As with anything in life, there will always be things that happen unexpectedly. Be prepared if your foster dog comes down with a cold, injures themselves, or gets loose. If your foster dog becomes ill or gets injured, take them to the vet immediately. Most foster programs have a specific vet they use for both emergencies and non-emergencies.

If you are fostering a puppy that has just received their first round of booster shots, they may have worms in their stool. This can be normal, but if you are even slightly concerned, contact the veterinarian the foster group provided immediately. In fact, if your foster puppy is exhibiting any abnormal behavior, contact their vet immediately. No worry is too small!

If your foster unexpectedly bolts out the door and is nowhere to be found, the first thing you should do is call the shelter or rescue group. Any shelter dog will be microchipped, so it the dog is found, there is a good chance they will be returned to the shelter. Shelters or rescue groups may post on their social media accounts or organize search parties to help find the dog.
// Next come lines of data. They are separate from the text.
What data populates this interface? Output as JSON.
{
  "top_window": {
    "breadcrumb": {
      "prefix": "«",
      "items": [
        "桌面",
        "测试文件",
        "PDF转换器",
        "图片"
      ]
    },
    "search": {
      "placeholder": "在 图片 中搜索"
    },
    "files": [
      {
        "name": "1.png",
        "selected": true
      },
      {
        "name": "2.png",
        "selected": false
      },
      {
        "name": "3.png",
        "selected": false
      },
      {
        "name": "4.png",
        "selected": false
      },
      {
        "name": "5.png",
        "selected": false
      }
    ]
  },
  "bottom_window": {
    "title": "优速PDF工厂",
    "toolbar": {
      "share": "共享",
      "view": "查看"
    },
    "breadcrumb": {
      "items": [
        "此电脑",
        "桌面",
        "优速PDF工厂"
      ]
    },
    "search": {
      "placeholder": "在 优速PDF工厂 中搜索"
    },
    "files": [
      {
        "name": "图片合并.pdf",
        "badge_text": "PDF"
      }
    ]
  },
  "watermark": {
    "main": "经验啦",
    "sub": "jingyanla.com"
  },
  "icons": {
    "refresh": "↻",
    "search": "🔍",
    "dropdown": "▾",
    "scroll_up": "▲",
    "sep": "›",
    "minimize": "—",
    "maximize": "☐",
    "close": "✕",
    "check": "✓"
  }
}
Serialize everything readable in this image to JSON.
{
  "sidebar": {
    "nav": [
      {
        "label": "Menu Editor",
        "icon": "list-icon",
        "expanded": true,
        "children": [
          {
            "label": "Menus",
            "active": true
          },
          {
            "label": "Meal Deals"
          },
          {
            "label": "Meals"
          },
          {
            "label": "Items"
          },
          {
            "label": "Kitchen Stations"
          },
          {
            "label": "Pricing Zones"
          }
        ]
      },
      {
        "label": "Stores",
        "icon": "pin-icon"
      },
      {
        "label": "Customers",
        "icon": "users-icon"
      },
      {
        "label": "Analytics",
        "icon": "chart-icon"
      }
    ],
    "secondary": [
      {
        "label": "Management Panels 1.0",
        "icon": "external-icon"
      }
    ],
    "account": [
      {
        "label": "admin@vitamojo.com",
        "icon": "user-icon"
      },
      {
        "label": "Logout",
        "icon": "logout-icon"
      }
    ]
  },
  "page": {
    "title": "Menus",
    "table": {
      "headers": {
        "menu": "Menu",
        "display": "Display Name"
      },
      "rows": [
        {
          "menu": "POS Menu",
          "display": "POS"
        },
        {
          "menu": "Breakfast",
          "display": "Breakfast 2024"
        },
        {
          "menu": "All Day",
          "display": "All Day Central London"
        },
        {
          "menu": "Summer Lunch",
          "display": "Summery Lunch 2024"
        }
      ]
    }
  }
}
Prepare to do a lot of extra cleaning

If you are planning on fostering a puppy (or puppies), be prepared to do a lot more cleaning than normal. If there’s one things puppies are – other than cute – it’s messy! Be ready to do a lot more laundry – puppies don’t always know the difference between a pee pad and a blanket. Make sure to have some extra paper towel rolls on hand and a lot of towels.

Adult dogs can also have accidents in the house, especially if they are nervous, anxious, or stressed. Adult dogs can also get into they shouldn’t if they feel worried or out of place.

Are you planning on eventually adopting your foster dog?

Some foster parents don’t start out with the intention of adopting their foster dog. But, the more time they spend with them, the more attached they grow and find it impossible to part.

Also known as a “foster fail”, adopting your foster dog is very common – especially with long term fosters. It’s hard not to become attached to your foster after spending so much time with them. Many foster programs allow you to adopt your foster, but some do not.

For example, the short-term foster groups have a strict “no adoption” policy. The dogs they are transporting are already promised to certain rescue groups. Many of these rescue groups advertise the dogs before they even arrive! While it is very easy to become attached to a short-term foster, there is often an agreement in place which states you cannot adopt them.

Will you be able to return your foster back if you are not adopting them?

Possibly the hardest part of fostering is having to bring them back! If you absolutely cannot adopt your foster, you will have to return them to the shelter or bring them to their forever home. Having to return a dog that you have become attached to is very emotional. Will you be prepared for that? The more times you foster, the easier it (might) get, but it will still be difficult to give them up. Just keep reminding yourself that you made a tremendous difference in your foster dog’s life and they wouldn’t be where they are today without you!

If you are unable to adopt a dog from a shelter but still want to help in some way, consider fostering. Becoming a dog foster parent can mean the difference between life and death for a shelter dog. A dog that is scheduled to be euthanized can be saved by a foster. A dog that is sick can be saved by a foster.

Any shelter dog can be saved by a foster.